    Portraiture has a very long history. It has been one of the preferred genres by artists from all epochs, from ancient Rome to modern times. Hence, it is always with surprise when one happens to approach the work of an artist who, having chosen portraiture, manages to come up with an entirely new language. Elizabeth Peyton is one of these artists.

    Realized in 2007, the present work portrays Dr Scarpinato, a young man wearing a suit and sitting on a brown chair. Not much information can be found on this man, suggesting the sitter may be one of Peyton’s friends. Whether it is a pop star, a member of the royal family, or an ‘un-famous’ friend, Peyton paints each one of her subjects with the same introspection. She manages to capture an intimate moment of someone’s life and transfigure it on the canvas with the grace and, at the same time, expressive power that characterizes all her work. Without ever exposing their nudity – unlike the paintings of other ‘figurative’ artists such as Lucian Freud, Marlene Dumas or Jenny Saville – Peyton manages to disclose the vulnerability of the person she portrays. It is a psychological vulnerability rather than a physical one. In fact, her works lack the exploration into physical issues of bodies undergoing decay or deformation, but seek to deal with questions around identity.

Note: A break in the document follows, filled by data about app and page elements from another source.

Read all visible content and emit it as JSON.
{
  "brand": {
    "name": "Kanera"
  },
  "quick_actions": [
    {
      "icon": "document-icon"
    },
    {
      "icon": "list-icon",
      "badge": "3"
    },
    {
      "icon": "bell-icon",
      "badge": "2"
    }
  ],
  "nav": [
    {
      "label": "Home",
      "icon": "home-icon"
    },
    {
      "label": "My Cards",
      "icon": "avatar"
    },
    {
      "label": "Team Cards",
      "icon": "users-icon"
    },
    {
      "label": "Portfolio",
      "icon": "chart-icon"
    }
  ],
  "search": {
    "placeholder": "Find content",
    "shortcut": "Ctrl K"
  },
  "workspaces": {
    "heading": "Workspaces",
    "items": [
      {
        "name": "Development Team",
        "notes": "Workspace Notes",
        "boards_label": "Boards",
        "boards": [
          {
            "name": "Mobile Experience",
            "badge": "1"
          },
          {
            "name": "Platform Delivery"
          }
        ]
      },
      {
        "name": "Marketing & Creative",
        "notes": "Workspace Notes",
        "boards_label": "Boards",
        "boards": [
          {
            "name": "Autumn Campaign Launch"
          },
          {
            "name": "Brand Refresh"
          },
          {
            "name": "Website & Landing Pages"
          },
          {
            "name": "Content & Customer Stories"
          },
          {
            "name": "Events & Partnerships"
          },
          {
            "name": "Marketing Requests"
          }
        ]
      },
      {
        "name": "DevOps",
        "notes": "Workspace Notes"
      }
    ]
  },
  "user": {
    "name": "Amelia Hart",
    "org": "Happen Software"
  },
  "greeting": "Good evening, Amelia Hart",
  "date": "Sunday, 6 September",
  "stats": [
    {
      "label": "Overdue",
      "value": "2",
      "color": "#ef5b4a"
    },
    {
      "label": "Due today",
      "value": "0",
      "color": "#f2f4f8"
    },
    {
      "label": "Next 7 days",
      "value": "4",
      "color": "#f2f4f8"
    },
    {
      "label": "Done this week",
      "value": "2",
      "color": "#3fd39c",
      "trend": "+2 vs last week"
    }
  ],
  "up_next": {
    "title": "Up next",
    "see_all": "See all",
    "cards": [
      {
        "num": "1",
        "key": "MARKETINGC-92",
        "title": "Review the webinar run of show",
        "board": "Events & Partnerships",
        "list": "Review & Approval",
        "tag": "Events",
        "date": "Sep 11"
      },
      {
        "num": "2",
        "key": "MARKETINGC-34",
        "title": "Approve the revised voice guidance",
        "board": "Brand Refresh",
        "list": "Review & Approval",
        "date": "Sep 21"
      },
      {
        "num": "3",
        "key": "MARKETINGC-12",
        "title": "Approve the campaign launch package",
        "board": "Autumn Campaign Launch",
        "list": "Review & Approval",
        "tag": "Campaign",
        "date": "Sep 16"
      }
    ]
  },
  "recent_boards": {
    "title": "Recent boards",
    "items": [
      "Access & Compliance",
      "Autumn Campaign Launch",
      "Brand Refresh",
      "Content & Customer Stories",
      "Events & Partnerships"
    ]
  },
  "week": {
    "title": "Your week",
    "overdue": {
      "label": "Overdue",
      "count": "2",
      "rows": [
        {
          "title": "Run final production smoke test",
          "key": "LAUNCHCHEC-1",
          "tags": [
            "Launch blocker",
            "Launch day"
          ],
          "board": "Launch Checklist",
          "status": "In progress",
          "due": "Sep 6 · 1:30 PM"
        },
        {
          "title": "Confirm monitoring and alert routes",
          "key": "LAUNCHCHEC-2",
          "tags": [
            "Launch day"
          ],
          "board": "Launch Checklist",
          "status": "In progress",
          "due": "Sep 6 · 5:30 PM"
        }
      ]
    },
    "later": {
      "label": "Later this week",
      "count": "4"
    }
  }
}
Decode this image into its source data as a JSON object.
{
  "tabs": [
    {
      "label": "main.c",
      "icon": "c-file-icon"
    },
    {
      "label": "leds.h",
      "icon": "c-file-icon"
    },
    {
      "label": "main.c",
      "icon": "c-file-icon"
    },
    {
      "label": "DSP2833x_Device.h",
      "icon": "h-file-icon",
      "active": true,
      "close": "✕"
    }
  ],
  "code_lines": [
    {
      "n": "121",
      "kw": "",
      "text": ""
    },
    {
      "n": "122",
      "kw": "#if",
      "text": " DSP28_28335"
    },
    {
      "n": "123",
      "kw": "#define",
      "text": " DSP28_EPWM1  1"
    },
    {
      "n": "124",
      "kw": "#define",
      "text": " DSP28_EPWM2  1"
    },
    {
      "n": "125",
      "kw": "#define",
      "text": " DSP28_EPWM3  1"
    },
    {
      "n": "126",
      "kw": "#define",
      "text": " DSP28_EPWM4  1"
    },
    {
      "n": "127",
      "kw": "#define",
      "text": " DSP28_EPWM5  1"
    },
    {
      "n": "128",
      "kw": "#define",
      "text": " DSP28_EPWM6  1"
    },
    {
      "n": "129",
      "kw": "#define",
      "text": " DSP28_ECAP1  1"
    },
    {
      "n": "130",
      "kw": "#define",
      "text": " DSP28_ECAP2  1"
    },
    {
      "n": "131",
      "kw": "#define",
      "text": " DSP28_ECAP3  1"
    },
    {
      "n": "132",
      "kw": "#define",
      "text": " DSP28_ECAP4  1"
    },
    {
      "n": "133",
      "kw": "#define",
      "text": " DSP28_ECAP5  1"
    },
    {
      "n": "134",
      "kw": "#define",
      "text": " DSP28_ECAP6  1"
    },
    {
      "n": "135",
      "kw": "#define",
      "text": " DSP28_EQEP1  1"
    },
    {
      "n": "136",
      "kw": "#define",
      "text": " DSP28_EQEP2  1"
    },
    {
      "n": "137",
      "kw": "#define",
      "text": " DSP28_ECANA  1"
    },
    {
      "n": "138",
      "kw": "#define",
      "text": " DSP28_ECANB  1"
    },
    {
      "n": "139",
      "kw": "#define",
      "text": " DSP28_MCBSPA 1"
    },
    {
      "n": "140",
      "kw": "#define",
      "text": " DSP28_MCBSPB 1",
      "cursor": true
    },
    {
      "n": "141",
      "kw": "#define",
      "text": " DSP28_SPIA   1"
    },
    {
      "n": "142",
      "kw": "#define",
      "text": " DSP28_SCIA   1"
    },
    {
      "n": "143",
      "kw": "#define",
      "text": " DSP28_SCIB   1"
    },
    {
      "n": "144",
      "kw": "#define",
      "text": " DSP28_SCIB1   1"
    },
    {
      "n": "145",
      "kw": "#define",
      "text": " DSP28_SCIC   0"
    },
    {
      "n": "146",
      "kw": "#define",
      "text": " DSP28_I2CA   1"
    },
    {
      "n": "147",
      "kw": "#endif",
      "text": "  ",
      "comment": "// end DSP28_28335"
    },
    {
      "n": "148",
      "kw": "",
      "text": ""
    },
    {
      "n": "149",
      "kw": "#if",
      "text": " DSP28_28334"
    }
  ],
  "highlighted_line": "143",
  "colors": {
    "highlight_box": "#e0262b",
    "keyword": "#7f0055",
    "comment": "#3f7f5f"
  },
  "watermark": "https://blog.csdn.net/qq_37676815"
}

    Organized by dealer and former artist Gavin Brown, Peyton’s first solo exhibition in New York was held in 1993 in a room of the Chelsea Hotel. To see the works – which consisted of black-and-white drawings of Napoleon, Oscar Wilde and other historical figures such King Ludwig II of Bavaria – people had to ask for the room key at reception. Curiously, this set the mood for following exhibitions which were held in an apartment in Cologne and at The Prince Albert, a South London bar. Although she is now exhibiting in commercial galleries, Peyton never lost her interest in public participation and in conveying a sense a reality in all her portraits. Her subjects are always portrayed in an intimate environment, be that a bedroom or a studio, and are not devoid of that melancholic touch which expresses all the love she has for each one of them.

    In his ‘ouverture’ for the Chelsea Hotel show, Meicost Ettal – a pseudonym for Gavin Brown – wrote: “What else have these pictures been witness to in this sad little room, watching time pass here, pondering their own exquisite ennui?” (Meicost Ettal, ‘Ouverture: Elizabeth Peyton’, November 1994, in Elizabeth Peyton, New York, 2005, p. 36).

    Elizabeth Peyton’s portraits are imbued with a magical quality, the power to freeze a moment in one’s life into eternity. Staring at Dr Scarpinato, we cannot help but think about how many curious strangers that elegant man must have seen passing by. While sitting in his chair, he acts both at the subject and the object. He is seeing and being seen at the same time, witness of personal narratives that will never be told.


Dr. Scarpinato (Vincent)

oil on medium-density fibreboard
30.5 x 22.9 cm (12 x 9 in)
Signed, titled and dated ‘Dr. Scarpinato (Vincent) 2007 Elizabeth Peyton’ on the reverse.

£120,000 - 180,000 

Contemporary Art Evening Sale

14 February 2013